In your remote repository (e.g.
<repo>.git/ wherever you’ve set up Gitolite on your host) you’ll find a directory called
hooks. Git hooks are an incredibly powerful tool that I won’t go into the details of, but basically they’re scripts that are triggered by events happening in your repository. Create a file called
post-receive in your
<repo>.git/hooks directory with the following (obviously replacing
<repo> with a more helpful name!):
#!/bin/bash sudo -u integration /home/integration/<repo>.sh
sudoing, we’ll need to add an exception to
/etc/sudoers to allow our
git user to execute this script (and only this script!) as the
integration user. Add the following to the end of
git ALL=(integration) NOPASSWD: /home/integration/<repo>.sh
I like to keep my git hooks super-simple, so the above simply runs another script as a lower-privilege user that we’ll use to actually do the work of deploying our pushed application. Go ahead and create that user (
sudo useradd integration) , then become them (
su integration; cd ~). Clone the repository you just created (
git clone git@localhost:<repo>.git — you may need to set up key authentication for the integration user in Gitolite), then create the script we referenced in your
post-receive hook at
#!/bin/bash REPO=<repo> INTEGRATION=/home/integration PUBLISH_DIR=/srv/www/<deploy directory>/public_html # Publish master branch to <deploy directory> cd $INTEGRATION/$REPO # Fetch the latest production push git checkout master git pull origin master # Compile a distribution yarn install yarn compile # Remove the existing distribution rm -rf $PUBLISH_DIR/* # Copy the compiled static files into a place where nginx can serve them cp -R dist/* $PUBLISH_DIR # Update permissions on the published files chgrp -R nginx $PUBLISH_DIR/* chmod -R 775 $PUBLISH_DIR/*
Obviously your commands to turn your uncompiled code into static assets will differ.
And that’s it! Work happily on your
develop branch, and when it comes time to push code to production just commit on
git push production master. You’ll see the forwarded output from your
<repo>.sh above (in my case, the output of
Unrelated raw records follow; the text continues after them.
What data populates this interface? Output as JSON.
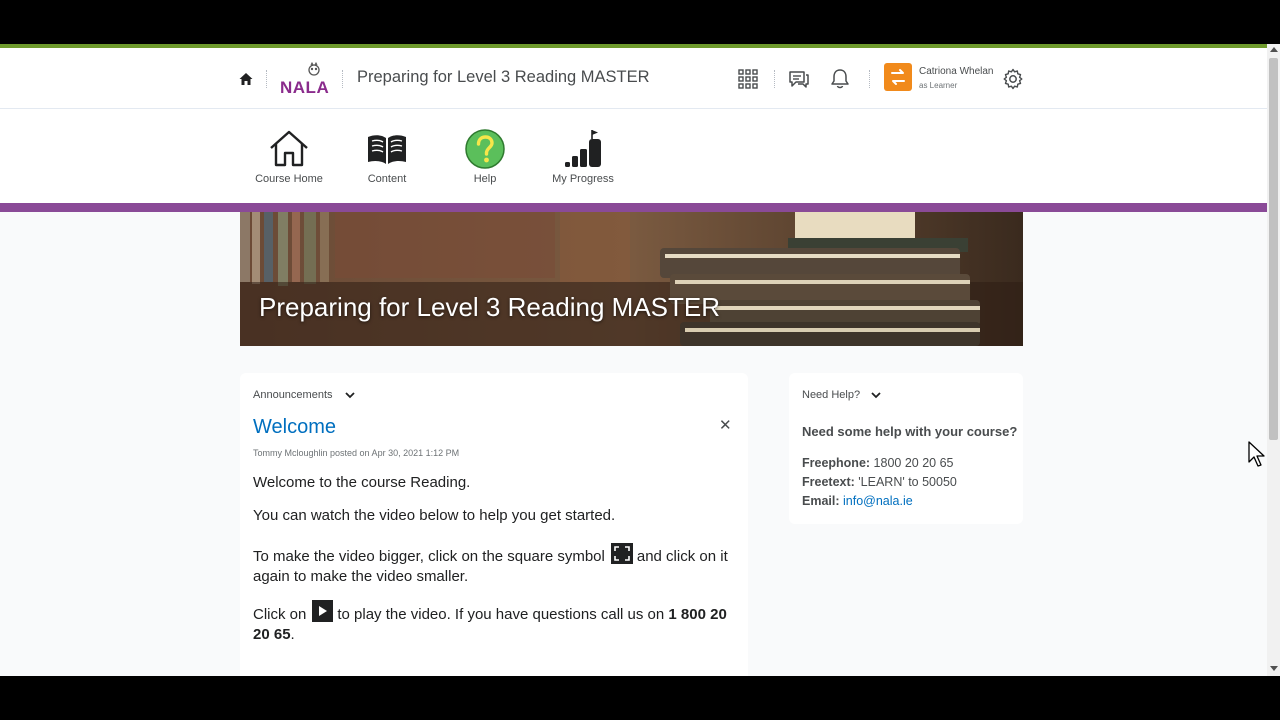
{
  "header": {
    "logo_text": "NALA",
    "course_title": "Preparing for Level 3 Reading MASTER",
    "user_name": "Catriona Whelan",
    "user_role": "as Learner",
    "icons": [
      "home-icon",
      "apps-grid-icon",
      "message-alerts-icon",
      "notification-bell-icon",
      "role-switch-icon",
      "settings-gear-icon"
    ],
    "user_tile_color": "#f18a1b"
  },
  "nav": {
    "items": [
      {
        "label": "Course Home",
        "icon": "house-icon"
      },
      {
        "label": "Content",
        "icon": "open-book-icon"
      },
      {
        "label": "Help",
        "icon": "question-circle-icon"
      },
      {
        "label": "My Progress",
        "icon": "progress-bars-flag-icon"
      }
    ]
  },
  "banner": {
    "title": "Preparing for Level 3 Reading MASTER"
  },
  "announcements": {
    "widget_title": "Announcements",
    "title": "Welcome",
    "meta": "Tommy Mcloughlin posted on Apr 30, 2021 1:12 PM",
    "p1": "Welcome to the course Reading.",
    "p2": "You can watch the video below to help you get started.",
    "p3_before": "To make the video bigger, click on the square symbol",
    "p3_after": "and click on it again to make the video smaller.",
    "p4_before": "Click on",
    "p4_after": "to play the video. If you have questions call us on",
    "p4_phone": "1 800 20 20 65",
    "p4_end": "."
  },
  "need_help": {
    "widget_title": "Need Help?",
    "question": "Need some help with your course?",
    "freephone_label": "Freephone:",
    "freephone_value": "1800 20 20 65",
    "freetext_label": "Freetext:",
    "freetext_value": "'LEARN' to 50050",
    "email_label": "Email:",
    "email_value": "info@nala.ie"
  },
  "colors": {
    "accent_purple": "#8a4a97",
    "top_line_green": "#6e9a2c",
    "link_blue": "#006fbf",
    "help_green": "#5bbf5b"
  }
}
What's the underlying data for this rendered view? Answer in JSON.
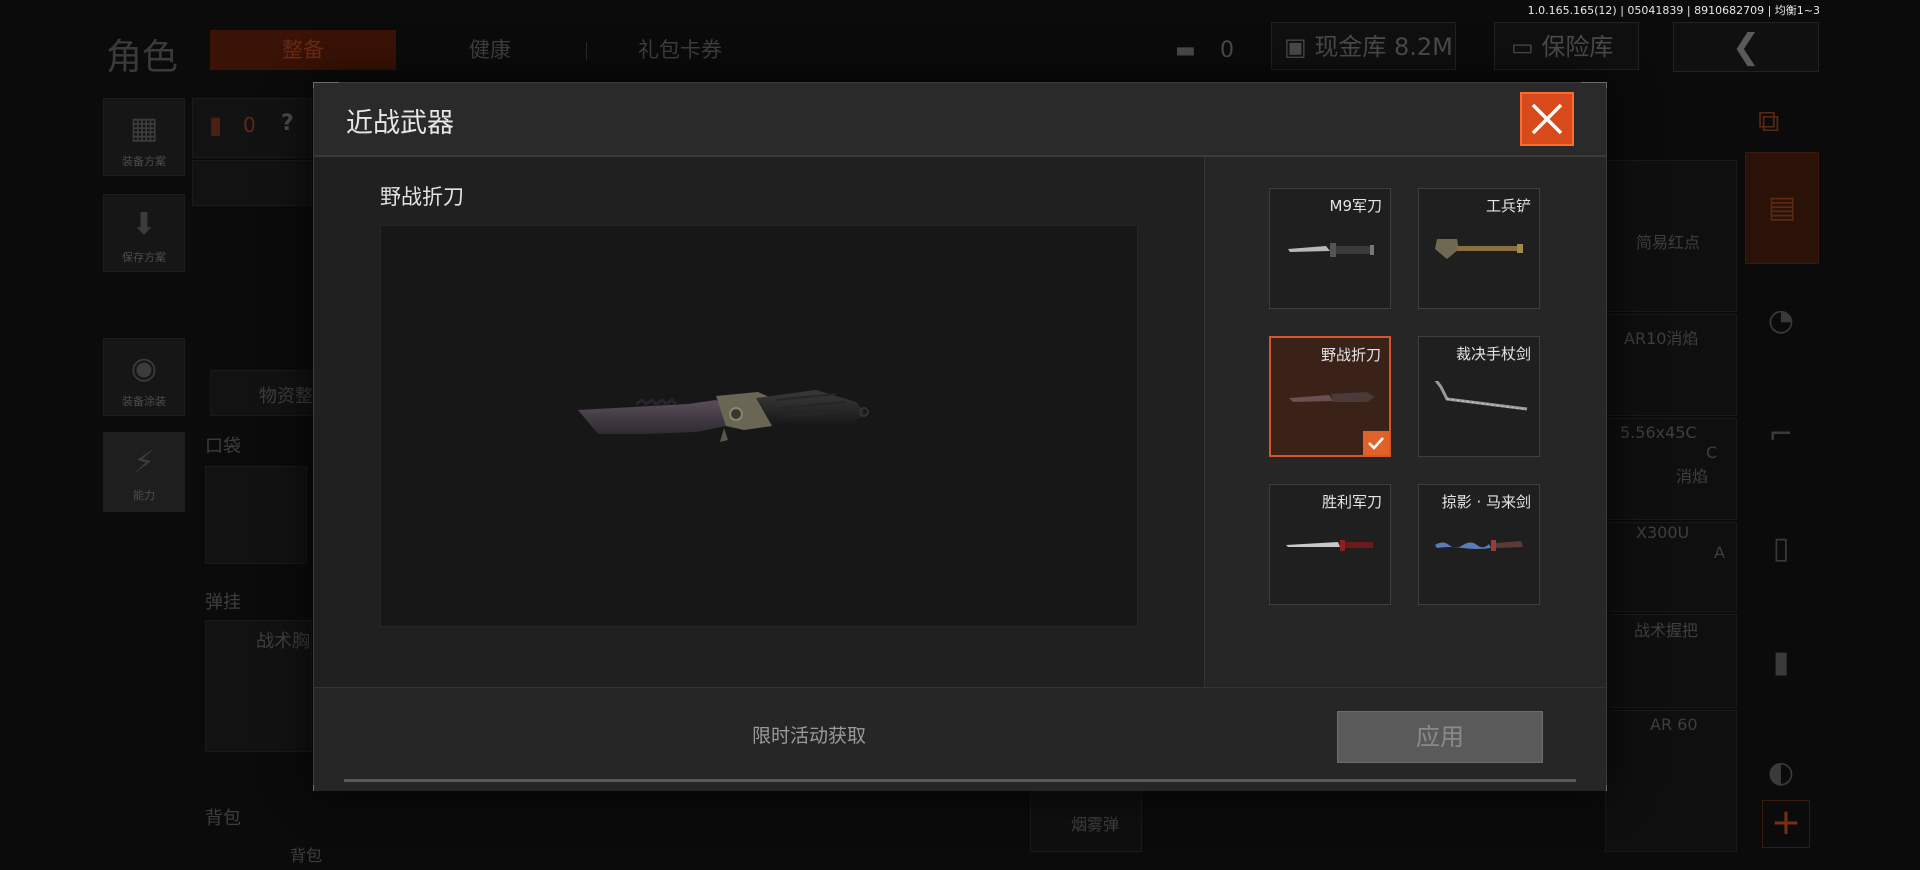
{
  "version": "1.0.165.165(12) | 05041839 | 8910682709 | 均衡1~3",
  "background": {
    "title": "角色",
    "tabs": [
      "整备",
      "健康",
      "礼包卡券"
    ],
    "currency_count": "0",
    "cash_label": "现金库 8.2M",
    "safe_label": "保险库",
    "left_nav": [
      "装备方案",
      "保存方案",
      "装备涂装",
      "能力"
    ],
    "armor_count": "0",
    "help_symbol": "?",
    "supplies_label": "物资整",
    "pocket_label": "口袋",
    "ammo_label": "弹挂",
    "vest_label": "战术胸",
    "backpack_label": "背包",
    "backpack_sub": "背包",
    "smoke_label": "烟雾弹",
    "attachments": [
      "简易红点",
      "AR10消焰",
      "5.56x45C",
      "C",
      "消焰",
      "X300U",
      "A",
      "战术握把",
      "AR 60"
    ]
  },
  "modal": {
    "title": "近战武器",
    "selected_item_name": "野战折刀",
    "obtain_text": "限时活动获取",
    "apply_label": "应用",
    "weapons": [
      {
        "name": "M9军刀",
        "icon": "bayonet-icon"
      },
      {
        "name": "工兵铲",
        "icon": "shovel-icon"
      },
      {
        "name": "野战折刀",
        "icon": "folding-knife-icon",
        "selected": true
      },
      {
        "name": "裁决手杖剑",
        "icon": "cane-sword-icon"
      },
      {
        "name": "胜利军刀",
        "icon": "saber-icon"
      },
      {
        "name": "掠影 · 马来剑",
        "icon": "kris-icon"
      }
    ]
  },
  "colors": {
    "accent": "#d8552a",
    "close_bg": "#d84a1c",
    "modal_bg": "#222222"
  }
}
yarn install and
yarn compile, and — assuming everything compiles properly — your production-ready assets will be pushed out all the way to where your web server can serve ‘em.